Backing Quotes (displaying: 1 - 30 of 39 quotes )
I think that something similar happens with our psychic muscles. They cramp around our wounds? the pain from our childhood, the losses and disappointments of adulthood, the humiliations suffered in both? to keep us from getting hurt in the same place again, to keep foreign substances out. So those wounds never have a chance to heal. Perfectionism is one way our muscles cramp. In some cases we don't even know that the wounds and the cramping are there, but both limit us. They keep us moving and writing in tight, worried ways. They keep us standing back or backing away from life, keep us from experiencing life in a naked and immediate way.
Efficiency," of course, is futile .... It has no philosophy for incidents before they happen; therefore it has no power of choice. An act can only be successful or unsuccessful when it is over; if it is to begin, it must be, in the abstract, right or wrong. There is no such thing as backing a winner; for he cannot be a winner when he is backed. There is no such thing as fighting on the winning side; one fights to find out which is the winning side. If any operation has occurred, that operation was efficient.... A man who thinks much about success must be the drowsiest sentimentalist; for he must be always looking back. If he only likes victory he must always come late for the battle. For the man of action there is nothing but idealism.
I kept going deeper and deeper into this world of repetition...The sad thing is, people don't want to believe that the person they're in love with is out of his mind, drinking and using, so if you give them even half an excuse, they're going to want to believe it. A girl with no prior exposure to the disease had to be blissfully unaware of the nefarious tricks of the dope fiend. That's how I was able to get high all summer and autumn and pretend like it wasn't happening. I was saying, 'I'm sick.' I was deteriorating physically and emotionally. Jaime was tolerant, and it did speak well of her character, because she was not the type to abandon ship during a crisis. She didn't consider backing off or bowing out, she was just there, which I can't say about everybody. I don't know if I could say it even about myself.
Books are, let's face it, better than everything else. If we played cultural Fantasy Boxing League, and made books go 15 rounds in the ring against the best that any other art form had to offer, then books would win pretty much every time. Go on, try it. “The Magic Flute” v. Middlemarch? Middlemarch in six. “The Last Supper” v. Crime and Punishment? Fyodor on points. See? I mean, I don’t know how scientific this is, but it feels like the novels are walking it. You might get the occasional exception -– “Blonde on Blonde” might mash up The Old Curiosity Shop, say, and I wouldn’t give much for Pale Fire’s chance against Citizen Kane. And every now and again you'd get a shock, because that happens in sport, so Back to the Future III might land a lucky punch on Rabbit, Run; but I'm still backing literature 29 times out of 30.

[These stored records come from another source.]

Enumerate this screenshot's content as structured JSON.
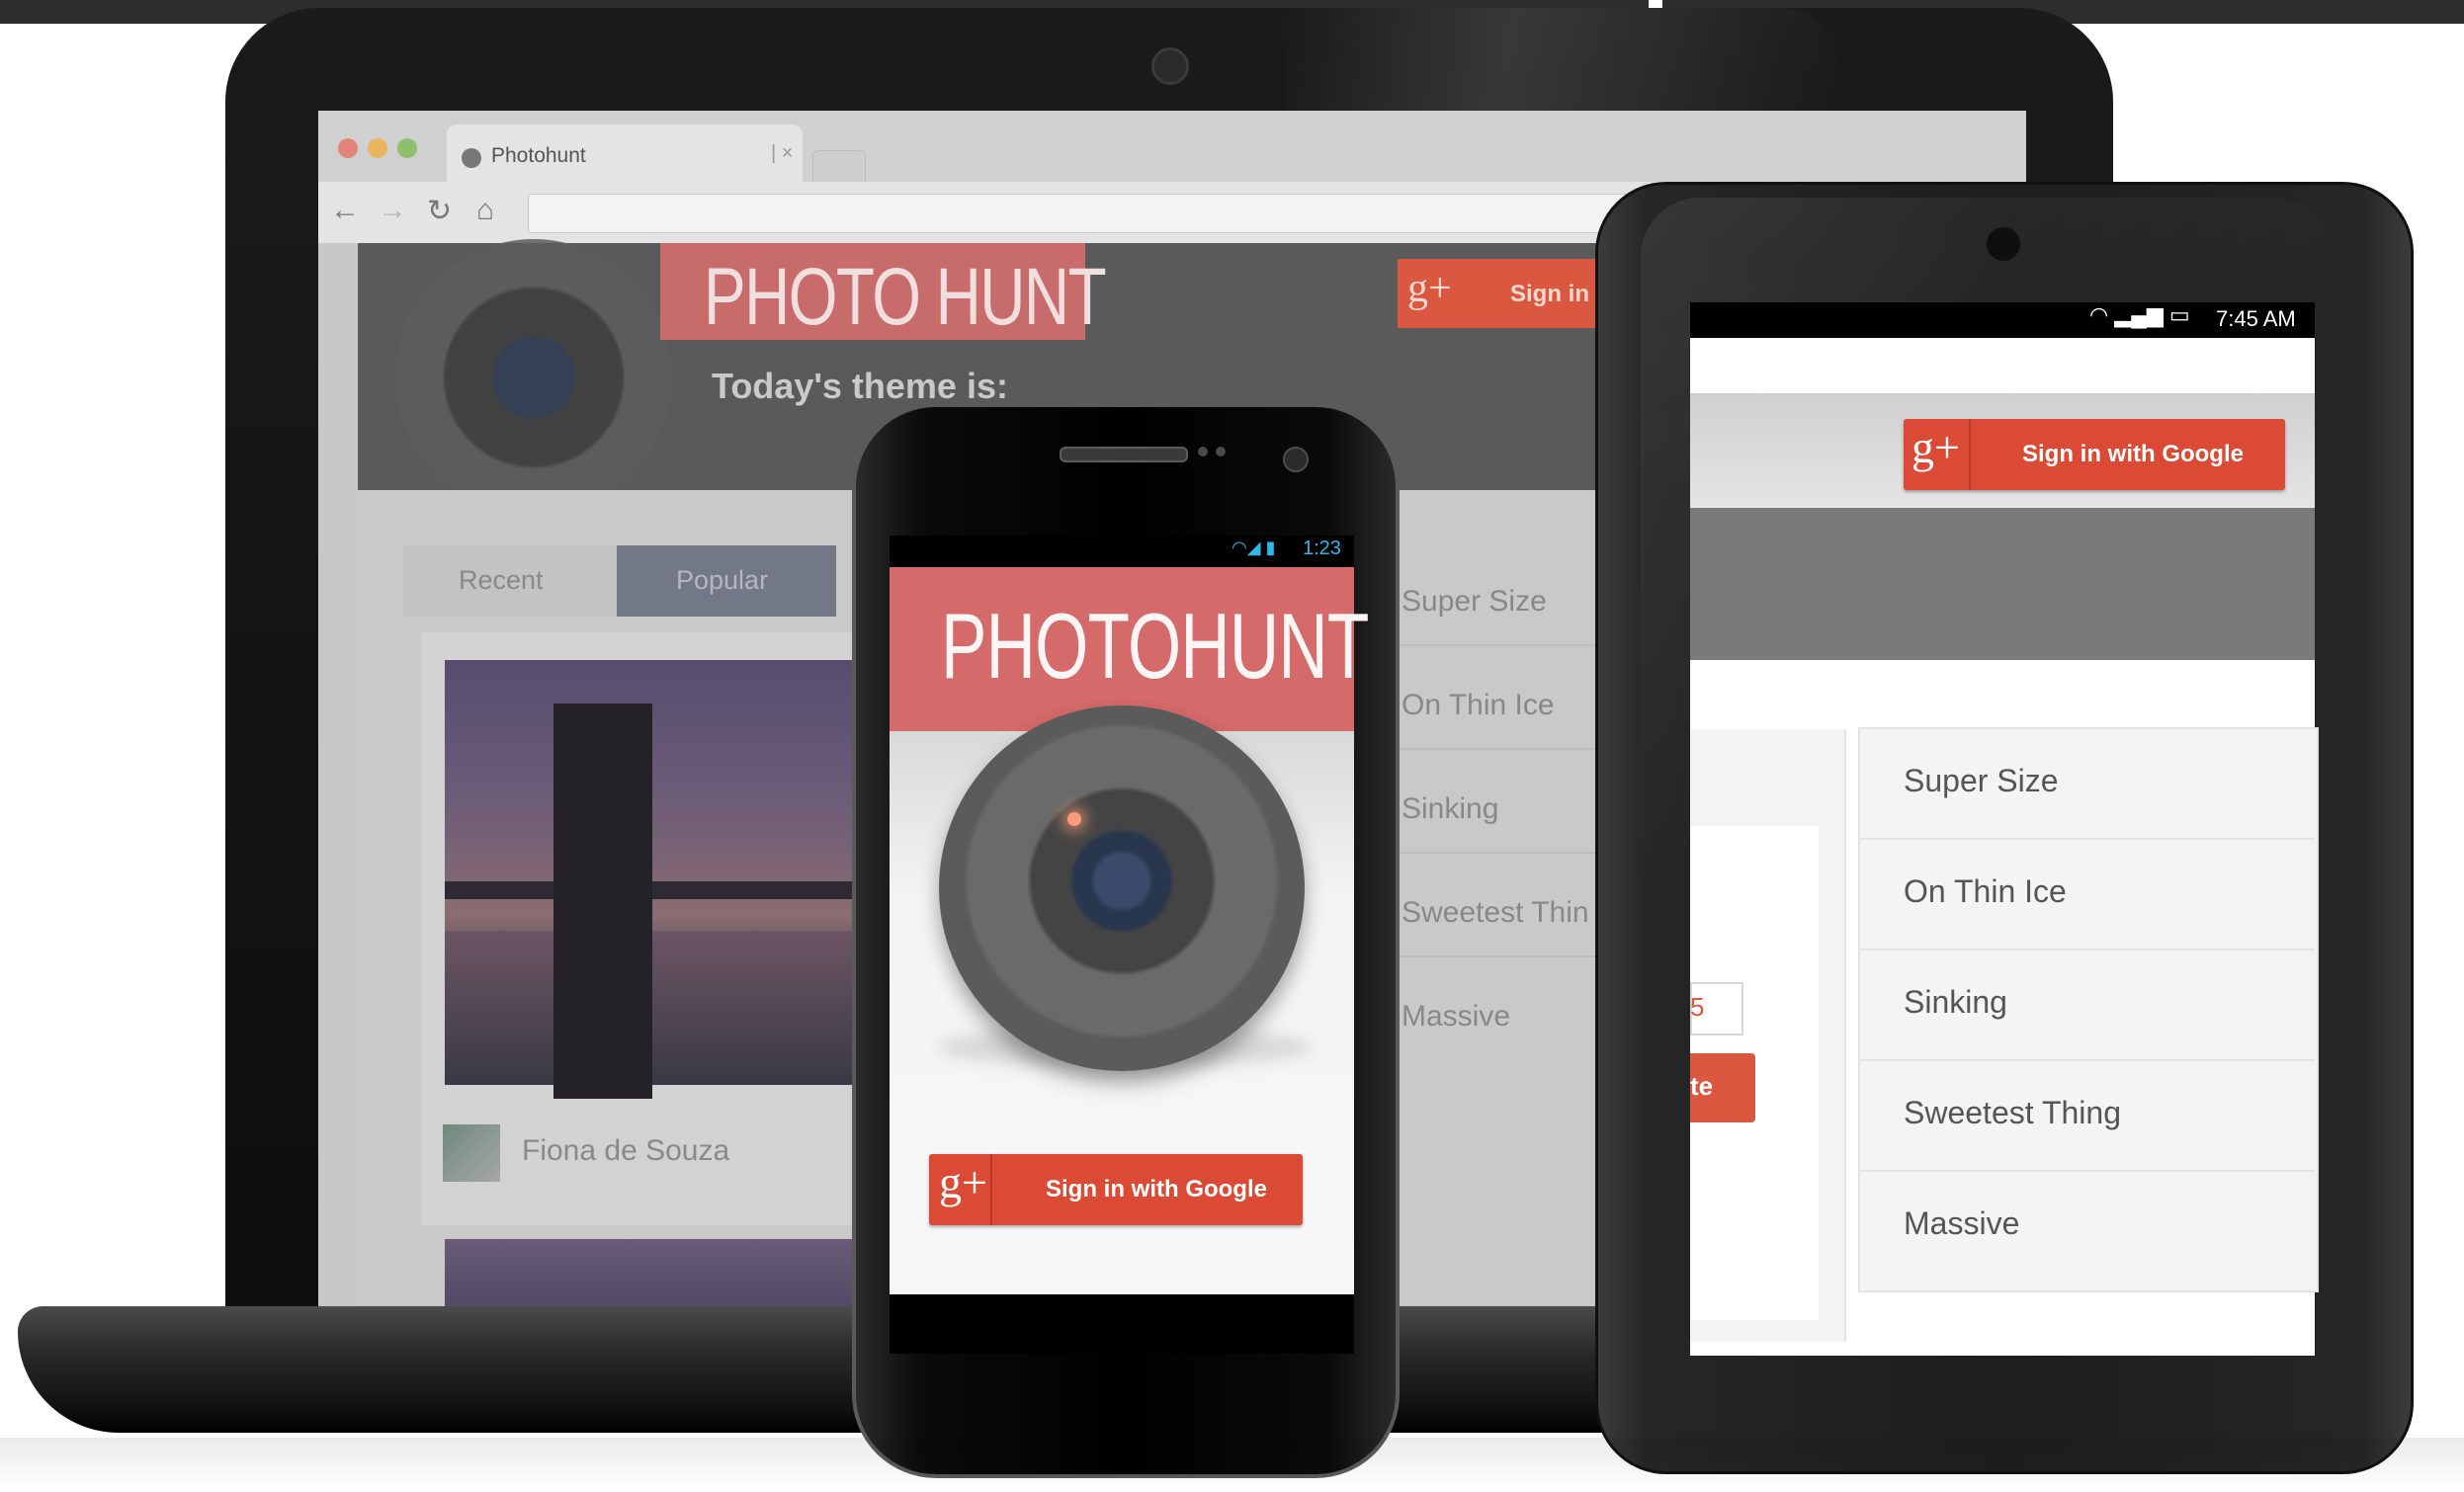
{
  "laptop": {
    "browser": {
      "tab_title": "Photohunt",
      "tab_close": "| ×"
    },
    "site": {
      "title": "PHOTO HUNT",
      "theme_label": "Today's theme is:",
      "signin_g": "g+",
      "signin_label": "Sign in",
      "tabs": [
        "Recent",
        "Popular"
      ],
      "author": "Fiona de Souza",
      "themes": [
        "Super Size",
        "On Thin Ice",
        "Sinking",
        "Sweetest Thin",
        "Massive"
      ]
    }
  },
  "phone": {
    "status_time": "1:23",
    "title": "PHOTOHUNT",
    "signin_g": "g+",
    "signin_label": "Sign in with Google"
  },
  "tablet": {
    "status_time": "7:45 AM",
    "signin_g": "g+",
    "signin_label": "Sign in with Google",
    "partial_input": "5",
    "partial_button": "te",
    "themes": [
      "Super Size",
      "On Thin Ice",
      "Sinking",
      "Sweetest Thing",
      "Massive"
    ]
  },
  "colors": {
    "google_red": "#db4a34",
    "brand_pink": "#d46a6a",
    "android_blue": "#33b5e5"
  }
}
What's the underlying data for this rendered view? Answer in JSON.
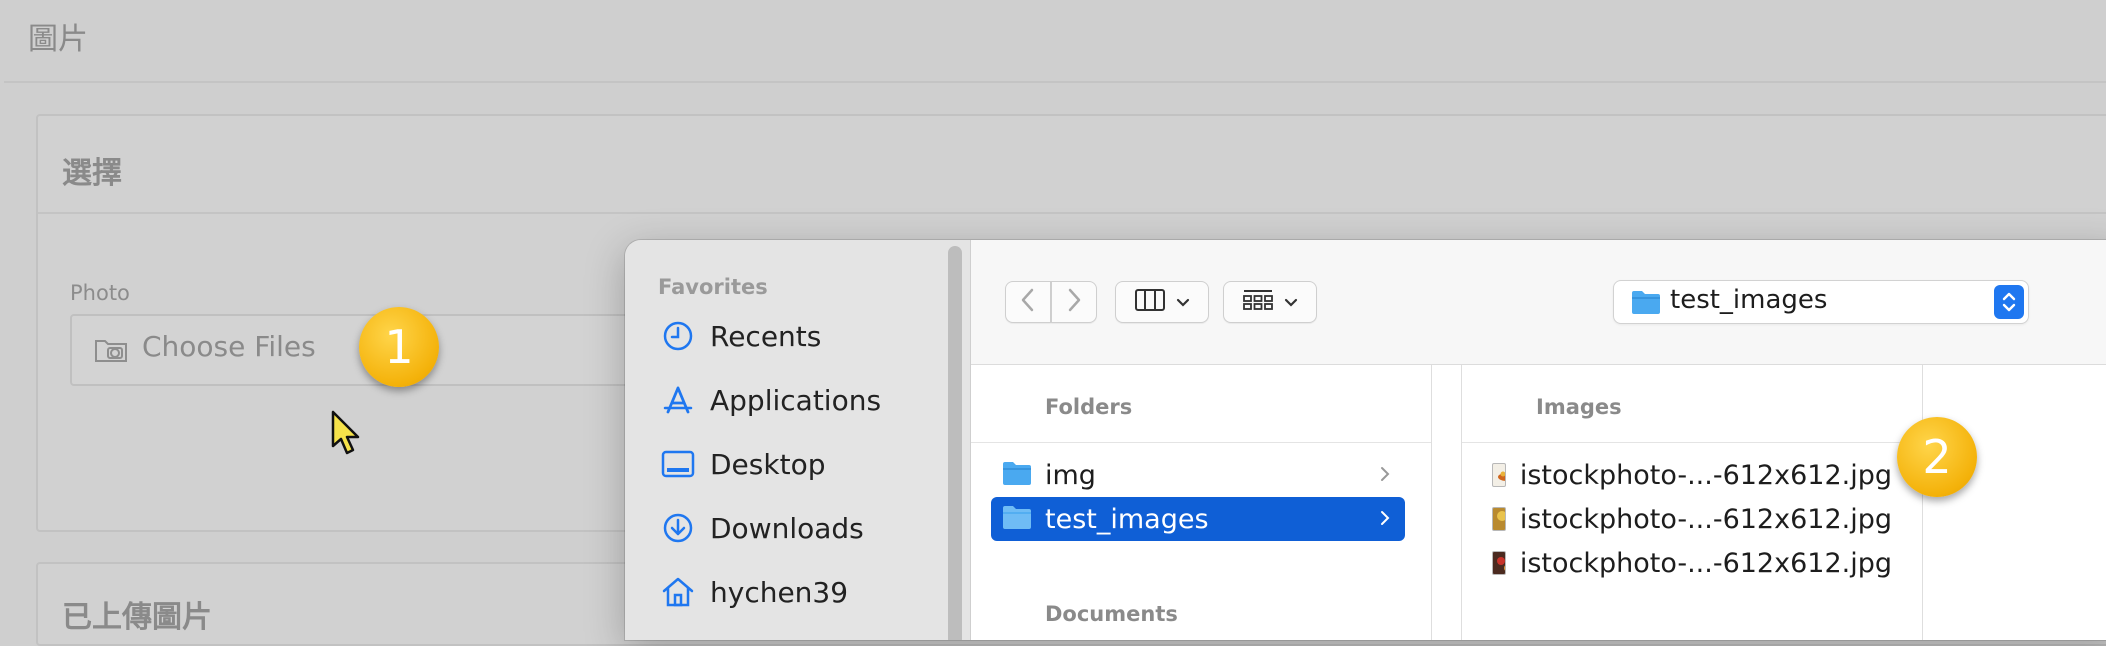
{
  "page": {
    "title": "圖片",
    "select_section_title": "選擇",
    "photo_label": "Photo",
    "choose_files_label": "Choose Files",
    "uploaded_section_title": "已上傳圖片"
  },
  "annotations": {
    "badge_1": "1",
    "badge_2": "2"
  },
  "dialog": {
    "sidebar": {
      "heading": "Favorites",
      "items": [
        {
          "label": "Recents",
          "icon": "clock-icon"
        },
        {
          "label": "Applications",
          "icon": "applications-icon"
        },
        {
          "label": "Desktop",
          "icon": "desktop-icon"
        },
        {
          "label": "Downloads",
          "icon": "downloads-icon"
        },
        {
          "label": "hychen39",
          "icon": "home-icon"
        }
      ]
    },
    "toolbar": {
      "back_icon": "chevron-left-icon",
      "forward_icon": "chevron-right-icon",
      "view_icon": "column-view-icon",
      "group_icon": "grid-group-icon",
      "location": "test_images"
    },
    "folders_column": {
      "header": "Folders",
      "items": [
        {
          "name": "img",
          "selected": false
        },
        {
          "name": "test_images",
          "selected": true
        }
      ],
      "next_header": "Documents"
    },
    "images_column": {
      "header": "Images",
      "items": [
        {
          "name": "istockphoto-...-612x612.jpg"
        },
        {
          "name": "istockphoto-...-612x612.jpg"
        },
        {
          "name": "istockphoto-...-612x612.jpg"
        }
      ]
    }
  },
  "colors": {
    "accent": "#0f5fd6",
    "folder": "#4aa9f0",
    "badge": "#f4b20a"
  }
}
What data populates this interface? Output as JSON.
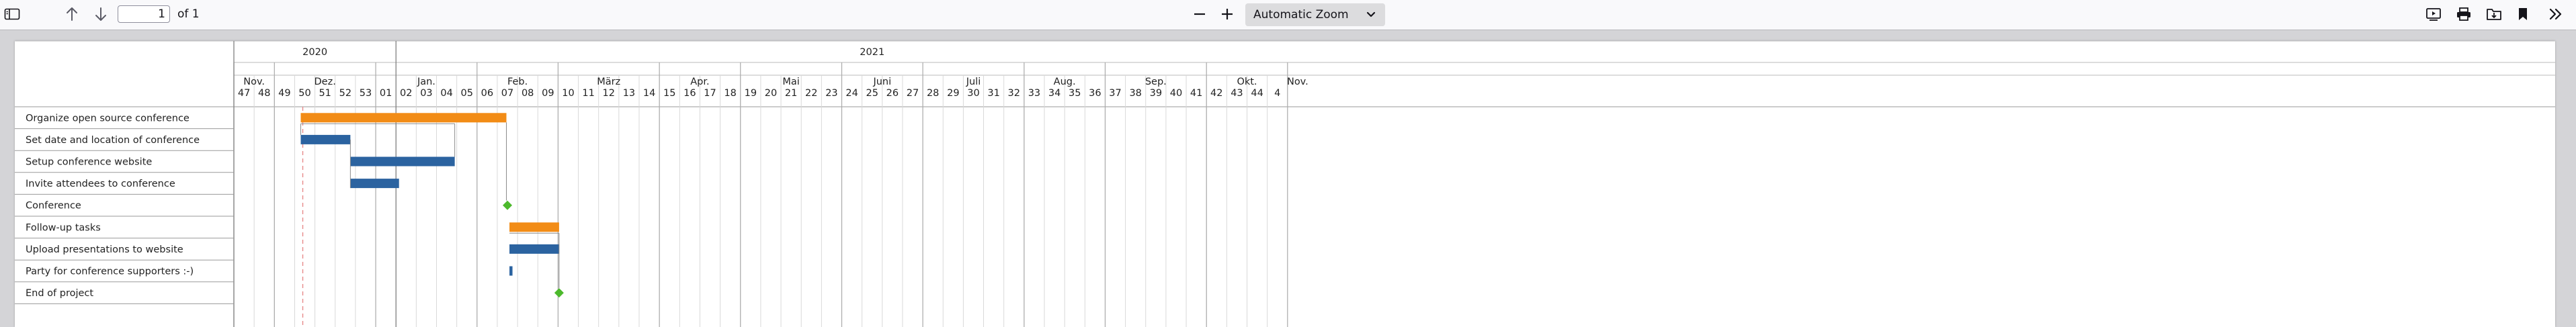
{
  "toolbar": {
    "sidebar_toggle_icon": "sidebar-icon",
    "prev_icon": "arrow-up-icon",
    "next_icon": "arrow-down-icon",
    "page_number": "1",
    "page_count_label": "of 1",
    "zoom_out_icon": "minus-icon",
    "zoom_in_icon": "plus-icon",
    "zoom_value": "Automatic Zoom",
    "presentation_icon": "presentation-icon",
    "print_icon": "print-icon",
    "save_icon": "save-icon",
    "bookmark_icon": "bookmark-icon",
    "tools_icon": "double-chevron-right-icon"
  },
  "chart_data": {
    "type": "gantt",
    "years": [
      {
        "label": "2020",
        "weeks": 8
      },
      {
        "label": "2021",
        "weeks": 47
      }
    ],
    "months": [
      {
        "label": "Nov.",
        "weeks": 2
      },
      {
        "label": "Dez.",
        "weeks": 5
      },
      {
        "label": "Jan.",
        "weeks": 5
      },
      {
        "label": "Feb.",
        "weeks": 4
      },
      {
        "label": "März",
        "weeks": 5
      },
      {
        "label": "Apr.",
        "weeks": 4
      },
      {
        "label": "Mai",
        "weeks": 5
      },
      {
        "label": "Juni",
        "weeks": 4
      },
      {
        "label": "Juli",
        "weeks": 5
      },
      {
        "label": "Aug.",
        "weeks": 4
      },
      {
        "label": "Sep.",
        "weeks": 5
      },
      {
        "label": "Okt.",
        "weeks": 4
      },
      {
        "label": "Nov.",
        "weeks": 1
      }
    ],
    "weeks": [
      "47",
      "48",
      "49",
      "50",
      "51",
      "52",
      "53",
      "01",
      "02",
      "03",
      "04",
      "05",
      "06",
      "07",
      "08",
      "09",
      "10",
      "11",
      "12",
      "13",
      "14",
      "15",
      "16",
      "17",
      "18",
      "19",
      "20",
      "21",
      "22",
      "23",
      "24",
      "25",
      "26",
      "27",
      "28",
      "29",
      "30",
      "31",
      "32",
      "33",
      "34",
      "35",
      "36",
      "37",
      "38",
      "39",
      "40",
      "41",
      "42",
      "43",
      "44",
      "4"
    ],
    "today_marker_week": 3.4,
    "colors": {
      "summary": "#f28c16",
      "task": "#2b63a0",
      "milestone": "#4cb92c",
      "grid": "#d9d9d9",
      "month_line": "#aaaaaa",
      "today": "#e88a8a",
      "link": "#8a8a8a"
    },
    "tasks": [
      {
        "name": "Organize open source conference",
        "type": "summary",
        "start": 3.3,
        "end": 13.45
      },
      {
        "name": "Set date and location of conference",
        "type": "task",
        "start": 3.3,
        "end": 5.75
      },
      {
        "name": "Setup conference website",
        "type": "task",
        "start": 5.75,
        "end": 10.9
      },
      {
        "name": "Invite attendees to conference",
        "type": "task",
        "start": 5.75,
        "end": 8.15
      },
      {
        "name": "Conference",
        "type": "milestone",
        "start": 13.5,
        "end": 13.5
      },
      {
        "name": "Follow-up tasks",
        "type": "summary",
        "start": 13.6,
        "end": 16.05
      },
      {
        "name": "Upload presentations to website",
        "type": "task",
        "start": 13.6,
        "end": 16.05
      },
      {
        "name": "Party for conference supporters :-)",
        "type": "task",
        "start": 13.6,
        "end": 13.75
      },
      {
        "name": "End of project",
        "type": "milestone",
        "start": 16.05,
        "end": 16.05
      }
    ]
  }
}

The physical body is an agent of the spirit and its mirror. It is an engine and a reflection of the spirit. It is the spirit's ingenious memorandum to itself and the spirit sees itself in my body, just as I see my own face in a looking glass. My nerves reflect this. The earth is literally a mirror of thoughts. Objects themselves are embodied thoughts. Death is the dark backing that a mirror needs if we are to see anything.
And there was never a better time to delve for pleasure in language than the sixteenth century, when novelty blew through English like a spring breeze. Some twelve thousand words, a phenomenal number, entered the language between 1500 and 1650, about half of them still in use today, and old words were employed in ways not tried before. Nouns became verbs and adverbs; adverbs became adjectives. Expressions that could not have grammatically existed before - such as 'breathing one's last' and 'backing a horse', both coined by Shakespeare - were suddenly popping up everywhere.
It's your world, but I make my way in it. At fifteen, no, I couldn't stand up to you. The age of illusions, when we know nothing, we hope for everything; we're wandering in a mist ... And the half of the world that's never had any use for us, suddenly is besieging us. You need us, you adore us, you're suffering for us. You want everything--except to know what we think. You look deep in our eyes--and put your hand up our dress. You call us, "Pretty thing." That confuses us. The most beautiful woman, the highest ranked, lives half dazzled by constant attention, half stifled by obvious contempt. We think all we're good for is pleasing you--till one day, long acquaintance with you dispels the last mist. In a clear light, we suddenly see you as you are--and generally we start preferring ourselves. At thirty, I could finally say no--or really say yes. That's when you begin backing away from us. Now I'm full-grown. I pursue my happiness the same as any man.